EXERCISE DATA:
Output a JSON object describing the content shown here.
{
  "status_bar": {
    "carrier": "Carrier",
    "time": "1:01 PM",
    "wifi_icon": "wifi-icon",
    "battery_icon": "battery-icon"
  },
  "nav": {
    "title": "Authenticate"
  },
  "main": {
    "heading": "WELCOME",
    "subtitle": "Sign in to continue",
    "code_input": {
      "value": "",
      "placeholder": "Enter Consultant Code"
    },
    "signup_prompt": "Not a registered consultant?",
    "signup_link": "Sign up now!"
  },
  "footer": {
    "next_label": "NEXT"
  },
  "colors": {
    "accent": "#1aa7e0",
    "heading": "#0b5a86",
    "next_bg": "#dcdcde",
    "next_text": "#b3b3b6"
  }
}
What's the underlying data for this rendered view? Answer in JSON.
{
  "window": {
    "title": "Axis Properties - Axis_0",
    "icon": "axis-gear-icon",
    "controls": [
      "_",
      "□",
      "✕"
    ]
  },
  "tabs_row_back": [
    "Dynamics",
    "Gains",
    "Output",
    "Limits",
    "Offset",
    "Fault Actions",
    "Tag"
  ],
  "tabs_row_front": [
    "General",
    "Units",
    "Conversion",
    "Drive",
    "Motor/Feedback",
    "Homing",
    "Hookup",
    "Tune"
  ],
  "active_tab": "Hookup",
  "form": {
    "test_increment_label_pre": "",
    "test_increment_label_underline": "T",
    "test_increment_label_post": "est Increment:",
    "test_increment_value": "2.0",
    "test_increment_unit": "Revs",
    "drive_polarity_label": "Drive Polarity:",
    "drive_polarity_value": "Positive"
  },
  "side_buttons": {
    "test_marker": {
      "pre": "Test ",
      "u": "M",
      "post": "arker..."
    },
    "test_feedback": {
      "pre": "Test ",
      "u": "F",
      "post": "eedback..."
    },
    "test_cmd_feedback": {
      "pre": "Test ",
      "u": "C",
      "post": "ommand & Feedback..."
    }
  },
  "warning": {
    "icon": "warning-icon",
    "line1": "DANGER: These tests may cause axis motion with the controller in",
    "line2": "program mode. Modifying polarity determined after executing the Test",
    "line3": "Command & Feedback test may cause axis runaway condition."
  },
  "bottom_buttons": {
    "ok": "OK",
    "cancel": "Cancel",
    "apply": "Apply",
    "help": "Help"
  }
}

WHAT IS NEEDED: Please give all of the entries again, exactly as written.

RESPONSE TO THE EXERCISE:
Output a JSON object describing the content shown here.
{
  "status_bar": {
    "carrier": "Carrier",
    "time": "1:01 PM",
    "wifi_icon": "wifi-icon",
    "battery_icon": "battery-icon"
  },
  "nav": {
    "title": "Authenticate"
  },
  "main": {
    "heading": "WELCOME",
    "subtitle": "Sign in to continue",
    "code_input": {
      "value": "",
      "placeholder": "Enter Consultant Code"
    },
    "signup_prompt": "Not a registered consultant?",
    "signup_link": "Sign up now!"
  },
  "footer": {
    "next_label": "NEXT"
  },
  "colors": {
    "accent": "#1aa7e0",
    "heading": "#0b5a86",
    "next_bg": "#dcdcde",
    "next_text": "#b3b3b6"
  }
}
What's the underlying data for this rendered view? Answer in JSON.
{
  "window": {
    "title": "Axis Properties - Axis_0",
    "icon": "axis-gear-icon",
    "controls": [
      "_",
      "□",
      "✕"
    ]
  },
  "tabs_row_back": [
    "Dynamics",
    "Gains",
    "Output",
    "Limits",
    "Offset",
    "Fault Actions",
    "Tag"
  ],
  "tabs_row_front": [
    "General",
    "Units",
    "Conversion",
    "Drive",
    "Motor/Feedback",
    "Homing",
    "Hookup",
    "Tune"
  ],
  "active_tab": "Hookup",
  "form": {
    "test_increment_label_pre": "",
    "test_increment_label_underline": "T",
    "test_increment_label_post": "est Increment:",
    "test_increment_value": "2.0",
    "test_increment_unit": "Revs",
    "drive_polarity_label": "Drive Polarity:",
    "drive_polarity_value": "Positive"
  },
  "side_buttons": {
    "test_marker": {
      "pre": "Test ",
      "u": "M",
      "post": "arker..."
    },
    "test_feedback": {
      "pre": "Test ",
      "u": "F",
      "post": "eedback..."
    },
    "test_cmd_feedback": {
      "pre": "Test ",
      "u": "C",
      "post": "ommand & Feedback..."
    }
  },
  "warning": {
    "icon": "warning-icon",
    "line1": "DANGER: These tests may cause axis motion with the controller in",
    "line2": "program mode. Modifying polarity determined after executing the Test",
    "line3": "Command & Feedback test may cause axis runaway condition."
  },
  "bottom_buttons": {
    "ok": "OK",
    "cancel": "Cancel",
    "apply": "Apply",
    "help": "Help"
  }
}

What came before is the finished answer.